--- Supplied data Enclosed Below ---
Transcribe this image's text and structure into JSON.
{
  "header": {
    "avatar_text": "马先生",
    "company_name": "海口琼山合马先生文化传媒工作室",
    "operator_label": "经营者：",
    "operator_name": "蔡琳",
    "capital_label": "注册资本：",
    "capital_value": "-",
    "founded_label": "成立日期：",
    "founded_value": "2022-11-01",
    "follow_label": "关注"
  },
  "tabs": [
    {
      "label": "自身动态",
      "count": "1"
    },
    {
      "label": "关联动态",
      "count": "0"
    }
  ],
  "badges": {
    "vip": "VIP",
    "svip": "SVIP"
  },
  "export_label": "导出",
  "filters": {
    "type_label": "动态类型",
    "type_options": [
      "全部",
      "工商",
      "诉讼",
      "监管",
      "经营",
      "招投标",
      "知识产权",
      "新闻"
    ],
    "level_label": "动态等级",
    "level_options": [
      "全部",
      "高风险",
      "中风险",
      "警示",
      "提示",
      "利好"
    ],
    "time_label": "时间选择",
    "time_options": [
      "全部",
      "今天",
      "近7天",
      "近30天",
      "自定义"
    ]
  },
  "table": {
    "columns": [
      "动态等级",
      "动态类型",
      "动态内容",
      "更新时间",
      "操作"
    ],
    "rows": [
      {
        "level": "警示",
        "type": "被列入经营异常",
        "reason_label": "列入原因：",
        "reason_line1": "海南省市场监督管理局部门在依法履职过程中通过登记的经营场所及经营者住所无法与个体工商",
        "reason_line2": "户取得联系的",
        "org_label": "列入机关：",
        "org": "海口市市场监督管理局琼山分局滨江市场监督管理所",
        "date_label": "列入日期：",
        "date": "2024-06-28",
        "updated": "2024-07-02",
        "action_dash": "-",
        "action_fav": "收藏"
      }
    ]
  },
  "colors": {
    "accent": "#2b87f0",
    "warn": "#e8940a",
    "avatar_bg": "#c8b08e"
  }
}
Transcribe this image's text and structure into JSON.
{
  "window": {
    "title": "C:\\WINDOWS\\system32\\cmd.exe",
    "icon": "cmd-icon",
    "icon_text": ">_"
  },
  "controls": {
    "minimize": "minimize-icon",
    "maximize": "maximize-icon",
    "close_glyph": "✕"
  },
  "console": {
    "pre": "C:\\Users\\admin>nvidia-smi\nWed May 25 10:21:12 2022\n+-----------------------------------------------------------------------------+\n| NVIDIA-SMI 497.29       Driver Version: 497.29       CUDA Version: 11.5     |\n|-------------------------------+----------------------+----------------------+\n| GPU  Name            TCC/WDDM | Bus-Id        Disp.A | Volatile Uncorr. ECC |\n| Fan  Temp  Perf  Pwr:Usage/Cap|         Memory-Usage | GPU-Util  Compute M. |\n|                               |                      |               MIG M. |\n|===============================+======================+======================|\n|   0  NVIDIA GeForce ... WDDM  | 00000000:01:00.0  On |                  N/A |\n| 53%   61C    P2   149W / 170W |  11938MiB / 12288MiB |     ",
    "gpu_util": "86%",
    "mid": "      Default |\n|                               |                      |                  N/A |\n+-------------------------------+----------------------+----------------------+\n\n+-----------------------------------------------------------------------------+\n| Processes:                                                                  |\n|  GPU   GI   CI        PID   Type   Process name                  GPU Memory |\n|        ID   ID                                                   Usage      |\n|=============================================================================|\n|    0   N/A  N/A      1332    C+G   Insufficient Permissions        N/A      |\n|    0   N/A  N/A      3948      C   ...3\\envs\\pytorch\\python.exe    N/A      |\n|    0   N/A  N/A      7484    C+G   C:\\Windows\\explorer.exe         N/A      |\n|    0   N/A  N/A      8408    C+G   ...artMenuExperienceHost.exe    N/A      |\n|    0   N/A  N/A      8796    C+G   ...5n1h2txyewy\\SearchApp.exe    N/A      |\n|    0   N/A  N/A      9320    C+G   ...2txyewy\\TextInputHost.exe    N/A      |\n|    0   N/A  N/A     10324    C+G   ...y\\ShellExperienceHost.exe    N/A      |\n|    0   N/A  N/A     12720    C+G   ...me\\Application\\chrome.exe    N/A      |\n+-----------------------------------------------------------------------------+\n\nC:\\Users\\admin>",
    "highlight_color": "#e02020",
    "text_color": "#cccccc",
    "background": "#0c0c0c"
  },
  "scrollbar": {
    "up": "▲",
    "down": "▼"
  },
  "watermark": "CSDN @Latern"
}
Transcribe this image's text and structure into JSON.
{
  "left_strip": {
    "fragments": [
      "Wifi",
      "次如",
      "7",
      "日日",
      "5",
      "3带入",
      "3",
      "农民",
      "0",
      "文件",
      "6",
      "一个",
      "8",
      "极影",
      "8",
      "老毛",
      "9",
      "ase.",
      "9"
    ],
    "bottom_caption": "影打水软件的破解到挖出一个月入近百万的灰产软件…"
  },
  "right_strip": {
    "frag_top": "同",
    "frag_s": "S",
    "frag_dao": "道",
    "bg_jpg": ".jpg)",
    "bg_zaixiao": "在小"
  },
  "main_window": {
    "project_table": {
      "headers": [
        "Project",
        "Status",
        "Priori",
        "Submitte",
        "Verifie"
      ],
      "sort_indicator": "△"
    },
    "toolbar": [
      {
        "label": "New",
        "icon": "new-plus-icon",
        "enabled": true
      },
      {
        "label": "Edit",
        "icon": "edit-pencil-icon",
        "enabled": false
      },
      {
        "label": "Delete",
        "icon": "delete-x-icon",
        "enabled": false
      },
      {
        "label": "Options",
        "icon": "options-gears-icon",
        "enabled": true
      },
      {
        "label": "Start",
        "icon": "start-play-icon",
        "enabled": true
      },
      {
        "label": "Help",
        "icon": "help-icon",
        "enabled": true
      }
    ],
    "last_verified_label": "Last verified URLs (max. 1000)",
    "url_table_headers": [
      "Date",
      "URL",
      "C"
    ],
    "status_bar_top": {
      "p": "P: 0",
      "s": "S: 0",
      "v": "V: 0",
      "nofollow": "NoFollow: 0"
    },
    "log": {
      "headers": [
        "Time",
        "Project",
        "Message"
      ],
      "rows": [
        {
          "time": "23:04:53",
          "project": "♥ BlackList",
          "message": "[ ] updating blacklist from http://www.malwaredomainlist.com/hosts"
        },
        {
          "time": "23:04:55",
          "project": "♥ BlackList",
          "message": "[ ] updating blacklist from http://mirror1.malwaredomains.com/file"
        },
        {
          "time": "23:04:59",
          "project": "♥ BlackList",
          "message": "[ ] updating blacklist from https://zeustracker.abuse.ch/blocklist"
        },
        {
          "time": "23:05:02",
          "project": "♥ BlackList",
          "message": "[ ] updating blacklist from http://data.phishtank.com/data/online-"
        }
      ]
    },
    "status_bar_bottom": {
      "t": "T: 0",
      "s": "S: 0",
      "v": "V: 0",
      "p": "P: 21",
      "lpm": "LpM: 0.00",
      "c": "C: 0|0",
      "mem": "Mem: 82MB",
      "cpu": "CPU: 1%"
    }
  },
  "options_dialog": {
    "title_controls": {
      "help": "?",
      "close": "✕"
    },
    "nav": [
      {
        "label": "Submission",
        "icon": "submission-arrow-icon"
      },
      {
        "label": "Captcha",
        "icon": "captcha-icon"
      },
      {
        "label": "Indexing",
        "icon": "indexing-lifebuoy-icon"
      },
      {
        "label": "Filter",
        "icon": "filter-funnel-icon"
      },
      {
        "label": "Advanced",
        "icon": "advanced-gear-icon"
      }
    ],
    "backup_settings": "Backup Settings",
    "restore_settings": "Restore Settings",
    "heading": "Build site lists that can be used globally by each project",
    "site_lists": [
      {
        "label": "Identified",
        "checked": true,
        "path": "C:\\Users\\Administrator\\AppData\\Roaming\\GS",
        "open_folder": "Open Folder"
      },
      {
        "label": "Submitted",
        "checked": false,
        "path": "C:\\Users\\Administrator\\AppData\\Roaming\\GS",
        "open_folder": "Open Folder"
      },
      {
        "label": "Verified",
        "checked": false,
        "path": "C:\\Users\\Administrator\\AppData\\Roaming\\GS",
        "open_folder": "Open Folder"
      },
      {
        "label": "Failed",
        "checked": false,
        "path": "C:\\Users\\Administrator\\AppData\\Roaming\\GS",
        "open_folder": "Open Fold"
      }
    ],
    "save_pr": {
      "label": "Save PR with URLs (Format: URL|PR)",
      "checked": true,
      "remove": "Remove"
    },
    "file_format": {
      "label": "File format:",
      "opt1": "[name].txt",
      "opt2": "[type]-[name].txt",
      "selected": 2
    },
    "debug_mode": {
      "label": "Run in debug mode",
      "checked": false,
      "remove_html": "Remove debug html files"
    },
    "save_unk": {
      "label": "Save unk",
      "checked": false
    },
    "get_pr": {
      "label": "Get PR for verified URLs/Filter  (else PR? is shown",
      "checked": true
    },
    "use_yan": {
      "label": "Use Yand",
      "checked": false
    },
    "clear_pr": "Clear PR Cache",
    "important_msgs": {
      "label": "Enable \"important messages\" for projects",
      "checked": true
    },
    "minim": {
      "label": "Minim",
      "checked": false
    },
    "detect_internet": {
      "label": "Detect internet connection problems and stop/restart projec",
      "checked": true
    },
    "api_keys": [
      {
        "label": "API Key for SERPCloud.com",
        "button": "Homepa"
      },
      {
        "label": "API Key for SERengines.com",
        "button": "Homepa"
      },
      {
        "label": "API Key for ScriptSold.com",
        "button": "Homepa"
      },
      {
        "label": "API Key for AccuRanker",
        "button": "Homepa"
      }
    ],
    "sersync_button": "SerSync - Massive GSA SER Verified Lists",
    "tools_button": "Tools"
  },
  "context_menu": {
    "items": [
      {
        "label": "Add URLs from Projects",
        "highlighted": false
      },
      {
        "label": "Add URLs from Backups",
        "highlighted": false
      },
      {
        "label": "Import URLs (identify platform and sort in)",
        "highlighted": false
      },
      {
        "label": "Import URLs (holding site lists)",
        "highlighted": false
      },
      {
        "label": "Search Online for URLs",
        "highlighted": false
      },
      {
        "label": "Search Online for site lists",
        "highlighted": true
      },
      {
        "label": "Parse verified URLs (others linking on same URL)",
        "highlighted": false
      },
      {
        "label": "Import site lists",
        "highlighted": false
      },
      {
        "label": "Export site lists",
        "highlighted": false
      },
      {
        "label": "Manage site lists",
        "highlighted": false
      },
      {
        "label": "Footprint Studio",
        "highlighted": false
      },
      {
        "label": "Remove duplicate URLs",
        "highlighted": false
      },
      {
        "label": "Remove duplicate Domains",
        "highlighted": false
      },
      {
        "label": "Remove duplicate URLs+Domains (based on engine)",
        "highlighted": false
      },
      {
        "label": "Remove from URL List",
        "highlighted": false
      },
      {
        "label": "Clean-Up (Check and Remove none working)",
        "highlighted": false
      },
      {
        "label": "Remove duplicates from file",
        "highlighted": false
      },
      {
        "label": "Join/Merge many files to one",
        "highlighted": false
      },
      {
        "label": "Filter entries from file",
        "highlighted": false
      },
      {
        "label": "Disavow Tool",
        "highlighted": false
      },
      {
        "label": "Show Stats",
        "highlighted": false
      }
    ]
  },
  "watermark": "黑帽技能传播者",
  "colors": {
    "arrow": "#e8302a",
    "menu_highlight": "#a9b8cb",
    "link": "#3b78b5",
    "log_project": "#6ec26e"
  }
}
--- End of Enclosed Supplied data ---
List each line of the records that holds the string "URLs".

§ **Answer to this exercise**:
    "last_verified_label": "Last verified URLs (max. 1000)",
      "label": "Save PR with URLs (Format: URL|PR)",
      "label": "Get PR for verified URLs/Filter  (else PR? is shown",
        "label": "Add URLs from Projects",
        "label": "Add URLs from Backups",
        "label": "Import URLs (identify platform and sort in)",
        "label": "Import URLs (holding site lists)",
        "label": "Search Online for URLs",
        "label": "Parse verified URLs (others linking on same URL)",
        "label": "Remove duplicate URLs",
        "label": "Remove duplicate URLs+Domains (based on engine)",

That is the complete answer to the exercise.